PROBLEM TO WORK ON – Records follow. Copy every line with "JSON".
START EXERCISE DATA
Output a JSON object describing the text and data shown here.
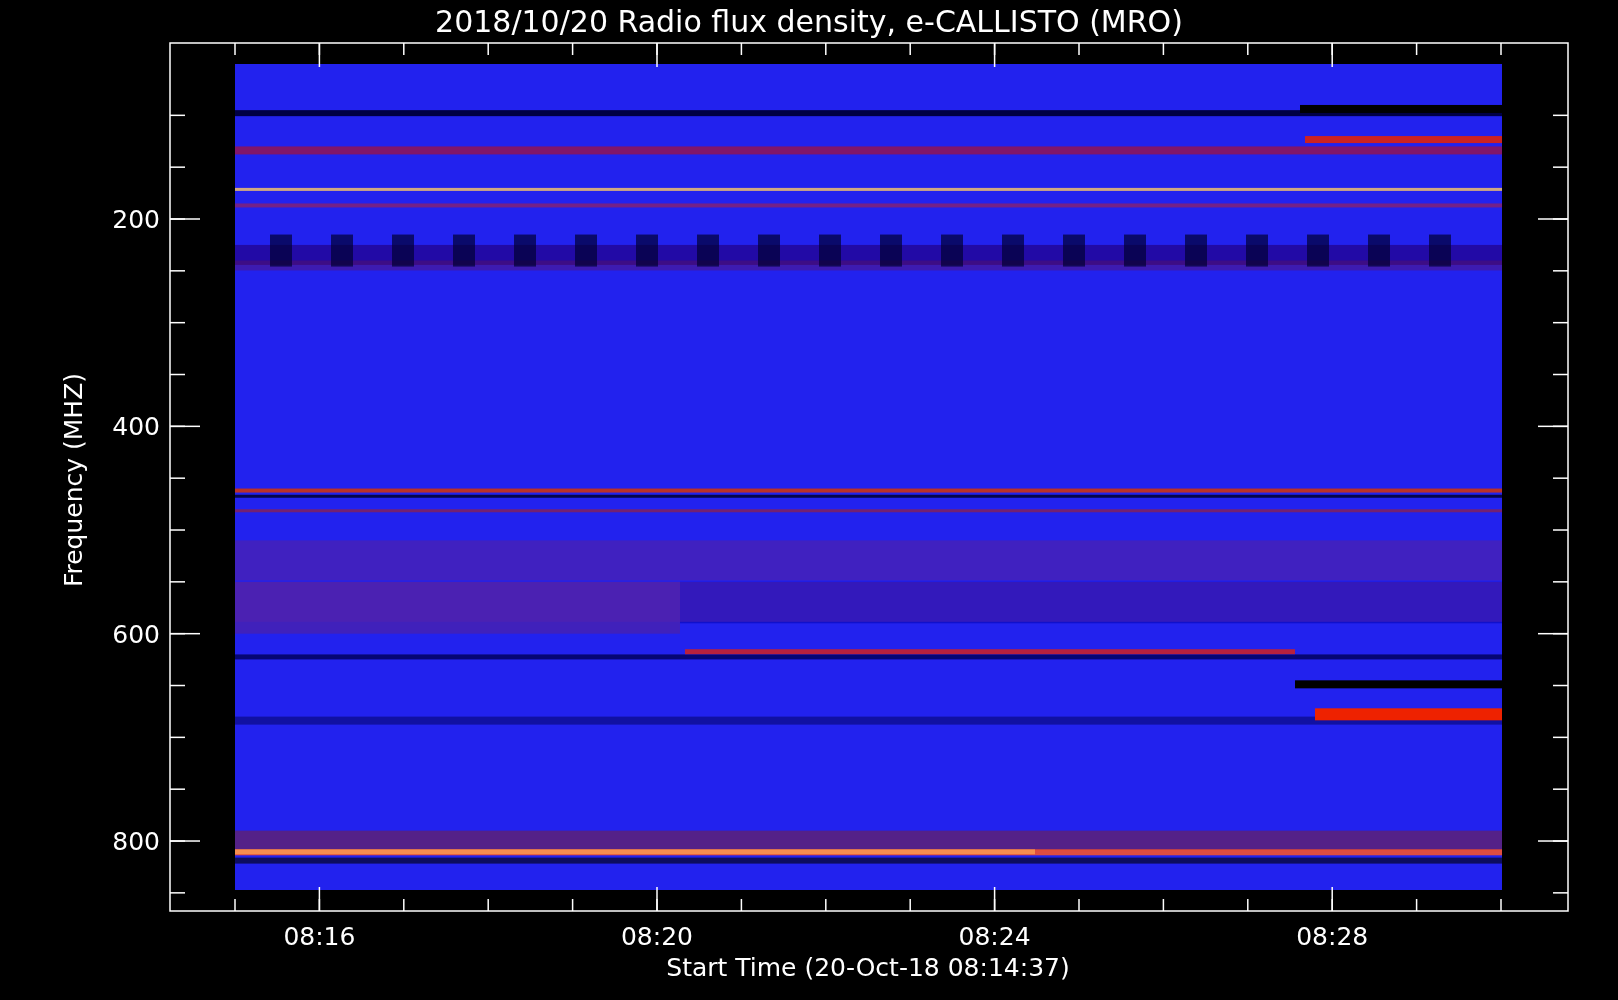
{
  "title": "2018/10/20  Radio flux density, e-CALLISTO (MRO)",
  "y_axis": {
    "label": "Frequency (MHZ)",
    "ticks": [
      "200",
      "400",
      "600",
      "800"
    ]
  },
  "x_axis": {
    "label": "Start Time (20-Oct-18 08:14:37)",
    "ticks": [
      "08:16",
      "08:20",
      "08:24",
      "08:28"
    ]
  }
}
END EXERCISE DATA
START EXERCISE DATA
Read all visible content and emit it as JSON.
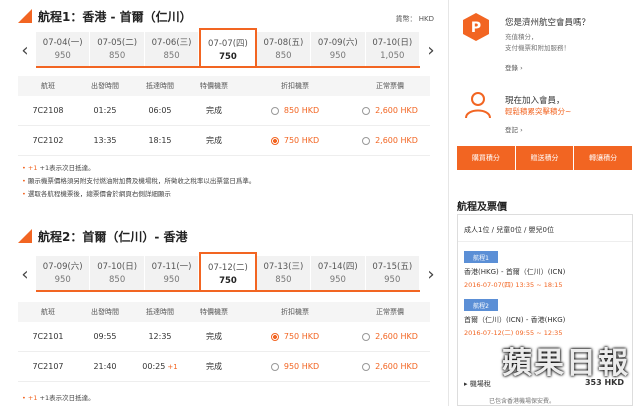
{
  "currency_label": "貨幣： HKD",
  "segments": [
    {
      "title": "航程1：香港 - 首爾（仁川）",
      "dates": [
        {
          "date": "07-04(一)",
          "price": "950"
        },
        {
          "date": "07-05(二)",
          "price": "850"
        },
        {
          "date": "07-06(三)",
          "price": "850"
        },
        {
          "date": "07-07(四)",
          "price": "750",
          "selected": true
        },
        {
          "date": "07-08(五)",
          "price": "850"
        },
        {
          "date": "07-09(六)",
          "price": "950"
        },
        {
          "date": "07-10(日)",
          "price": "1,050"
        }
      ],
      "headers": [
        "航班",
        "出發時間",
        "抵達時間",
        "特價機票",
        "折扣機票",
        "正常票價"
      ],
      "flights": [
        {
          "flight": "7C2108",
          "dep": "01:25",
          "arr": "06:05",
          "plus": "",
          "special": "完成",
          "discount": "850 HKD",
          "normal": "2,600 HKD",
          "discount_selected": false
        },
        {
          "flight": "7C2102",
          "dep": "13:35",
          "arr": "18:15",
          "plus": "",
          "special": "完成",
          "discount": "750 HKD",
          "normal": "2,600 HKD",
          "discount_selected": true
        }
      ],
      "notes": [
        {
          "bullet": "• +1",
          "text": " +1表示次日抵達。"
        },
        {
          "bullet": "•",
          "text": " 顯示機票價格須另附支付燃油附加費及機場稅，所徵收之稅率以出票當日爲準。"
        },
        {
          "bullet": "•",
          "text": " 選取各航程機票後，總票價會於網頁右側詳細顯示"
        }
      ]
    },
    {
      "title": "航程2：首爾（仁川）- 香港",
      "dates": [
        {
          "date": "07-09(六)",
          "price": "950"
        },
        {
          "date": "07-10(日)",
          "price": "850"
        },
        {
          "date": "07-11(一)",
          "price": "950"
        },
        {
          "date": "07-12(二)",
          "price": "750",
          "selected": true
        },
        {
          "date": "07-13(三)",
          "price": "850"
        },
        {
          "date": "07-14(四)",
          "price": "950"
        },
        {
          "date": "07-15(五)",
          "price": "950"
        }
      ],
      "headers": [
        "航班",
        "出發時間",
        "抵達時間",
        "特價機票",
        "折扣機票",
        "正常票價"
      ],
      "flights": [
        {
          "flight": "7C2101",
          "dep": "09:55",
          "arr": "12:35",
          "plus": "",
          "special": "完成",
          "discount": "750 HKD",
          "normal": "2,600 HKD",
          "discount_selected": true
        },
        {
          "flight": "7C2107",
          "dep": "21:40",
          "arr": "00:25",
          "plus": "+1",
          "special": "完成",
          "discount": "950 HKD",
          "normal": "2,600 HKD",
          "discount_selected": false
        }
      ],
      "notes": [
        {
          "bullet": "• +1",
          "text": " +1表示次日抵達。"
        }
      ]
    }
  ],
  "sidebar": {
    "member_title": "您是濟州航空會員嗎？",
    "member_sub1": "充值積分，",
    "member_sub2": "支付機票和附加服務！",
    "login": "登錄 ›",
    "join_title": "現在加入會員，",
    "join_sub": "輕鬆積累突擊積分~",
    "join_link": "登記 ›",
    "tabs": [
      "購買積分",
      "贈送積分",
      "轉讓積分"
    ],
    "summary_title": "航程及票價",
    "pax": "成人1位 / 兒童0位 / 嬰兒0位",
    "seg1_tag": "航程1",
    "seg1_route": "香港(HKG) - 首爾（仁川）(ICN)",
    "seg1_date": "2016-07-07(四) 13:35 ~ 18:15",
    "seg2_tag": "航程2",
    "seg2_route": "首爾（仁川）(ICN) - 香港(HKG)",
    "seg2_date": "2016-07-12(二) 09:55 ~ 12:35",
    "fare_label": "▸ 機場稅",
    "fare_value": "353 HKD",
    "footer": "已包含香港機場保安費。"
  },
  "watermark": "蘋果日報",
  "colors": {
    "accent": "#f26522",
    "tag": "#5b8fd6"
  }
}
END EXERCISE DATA
TASK RESPONSE –
Output a JSON object describing the text and data shown here.
Read all visible content and emit it as JSON.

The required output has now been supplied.